“Air China opened the Beijing-Athens direct flight route on September 30, 2017, and after one year the number of Chinese tourists through the air route visiting Greece has increased threefold,” Fan Heyun, Air China chief executive officer in Athens, told Xinhua.
Several countries in Europe are improving their services to better cater to needs of Chinese travelers.
Just two months ago, Madrid’s Adolfo Suarez-Barajas Airport, the aviation hub of Spain, decided to offer a “complete experience” to an ever-increasing number of Chinese tourists.
“We put up signs in Chinese so that Chinese tourists have no problems in finding the correct check-in or confirming the time of their flight,” the airport’s commercial director Ana Paniagua told Xinhua. The airport has also decided to employ specialized personnel to help Chinese travelers pass through the airport security checks.
Germany’s capital Berlin, another top destination in Europe for Chinese tourists, is also working on providing customized services for its Chinese guests.
Christian Tanzler, spokesman of visit Berlin, the city’s official promotional institution for tourism, told Xinhua that his organization has been training their partners, local hotels or other tourism operators, to better work with theirs Chinese guests.
To the convenience of Chinese travelers, Budapest’s Liszt Ferenc International Airport will install Chinese signs in its terminals in the second half of 2019. The new signs will provide information about the most commonly used services such as VAT reclaim, lounges, meeting points, and bathrooms.
“The airport is now introducing new payment methods — Alipay and Unionpay — preferred by Chinese tourists,” the Budapest Airport said in a statement.
Chinese visitors can use Wechat to scan the QR code on banners placed at the Athens International Airport to get information about where to eat or shop inside the airport before heading to the city centre.
“The Chinese market is very important to Athens International Airport. This initiative falls within the framework of all initiatives that we are doing to make our airport Chinese ready,” Ioanna Papadopoulou, the airport’s director of communications and marketing told Xinhua.
The successful alignment of the BRI and the development of European countries, combined with a rise in living standards among Chinese, have bolstered tourism to Europe.
As the first European country to sign a cooperation document with China on the BRI, Hungary has been a beneficiary of Chinese tourism.
“Last year about 256,000 Chinese tourists visited Hungary, an 11 percent increase year-on-year,” said Cui Ke, director of China National Tourist Office in Budapest, adding that with more direct flights launched this year, tourism exchanges between the two countries are expected to grow further.
Eduardo Santander, executive director of the European Travel Commission, said that the ECTY 2018 has been a big success, and the agency is keen to continue working with our European and Chinese partners to build on these results.
“China is now the world’s largest outbound market in terms of travelers and expenditure, (and) the ECTY 2018 has seen an increased appetite for European destinations, which continues to grow in 2019,” Santander said.

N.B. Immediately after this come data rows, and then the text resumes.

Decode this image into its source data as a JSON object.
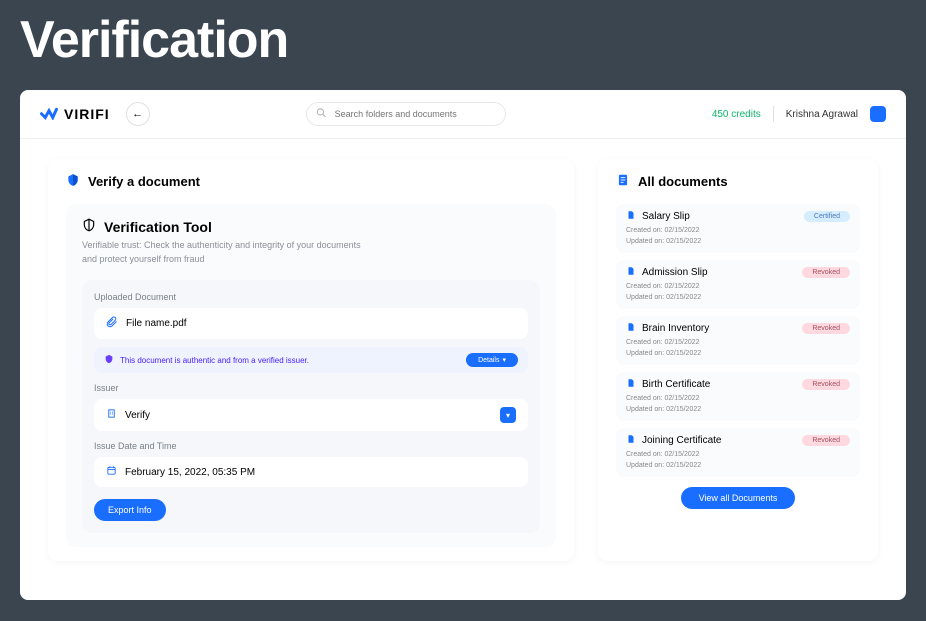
{
  "page_heading": "Verification",
  "header": {
    "brand": "VIRIFI",
    "search_placeholder": "Search folders and documents",
    "credits": "450 credits",
    "username": "Krishna Agrawal"
  },
  "verify_card": {
    "title": "Verify a document",
    "tool": {
      "title": "Verification Tool",
      "desc": "Verifiable trust: Check the authenticity and integrity of your documents and protect yourself from fraud",
      "uploaded_label": "Uploaded Document",
      "file_name": "File name.pdf",
      "verify_msg": "This document is authentic and from a verified issuer.",
      "details_label": "Details",
      "issuer_label": "Issuer",
      "issuer_value": "Verify",
      "date_label": "Issue Date and Time",
      "date_value": "February 15, 2022, 05:35 PM",
      "export_label": "Export Info"
    }
  },
  "docs_card": {
    "title": "All documents",
    "view_all_label": "View all Documents",
    "items": [
      {
        "name": "Salary Slip",
        "created": "Created on: 02/15/2022",
        "updated": "Updated on: 02/15/2022",
        "status": "Certified",
        "status_class": "badge-certified"
      },
      {
        "name": "Admission Slip",
        "created": "Created on: 02/15/2022",
        "updated": "Updated on: 02/15/2022",
        "status": "Revoked",
        "status_class": "badge-revoked"
      },
      {
        "name": "Brain Inventory",
        "created": "Created on: 02/15/2022",
        "updated": "Updated on: 02/15/2022",
        "status": "Revoked",
        "status_class": "badge-revoked"
      },
      {
        "name": "Birth Certificate",
        "created": "Created on: 02/15/2022",
        "updated": "Updated on: 02/15/2022",
        "status": "Revoked",
        "status_class": "badge-revoked"
      },
      {
        "name": "Joining Certificate",
        "created": "Created on: 02/15/2022",
        "updated": "Updated on: 02/15/2022",
        "status": "Revoked",
        "status_class": "badge-revoked"
      }
    ]
  }
}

“Certainly the tourism between China and Europe will continue to grow, both for business travel, including those based on the Belt and Road Initiative, and for leisure tourism based on the huge number of cultural and natural treasures both areas are offering,” said Wolfgang Georg Arlt, director of China Outbound Tourism Research Institute.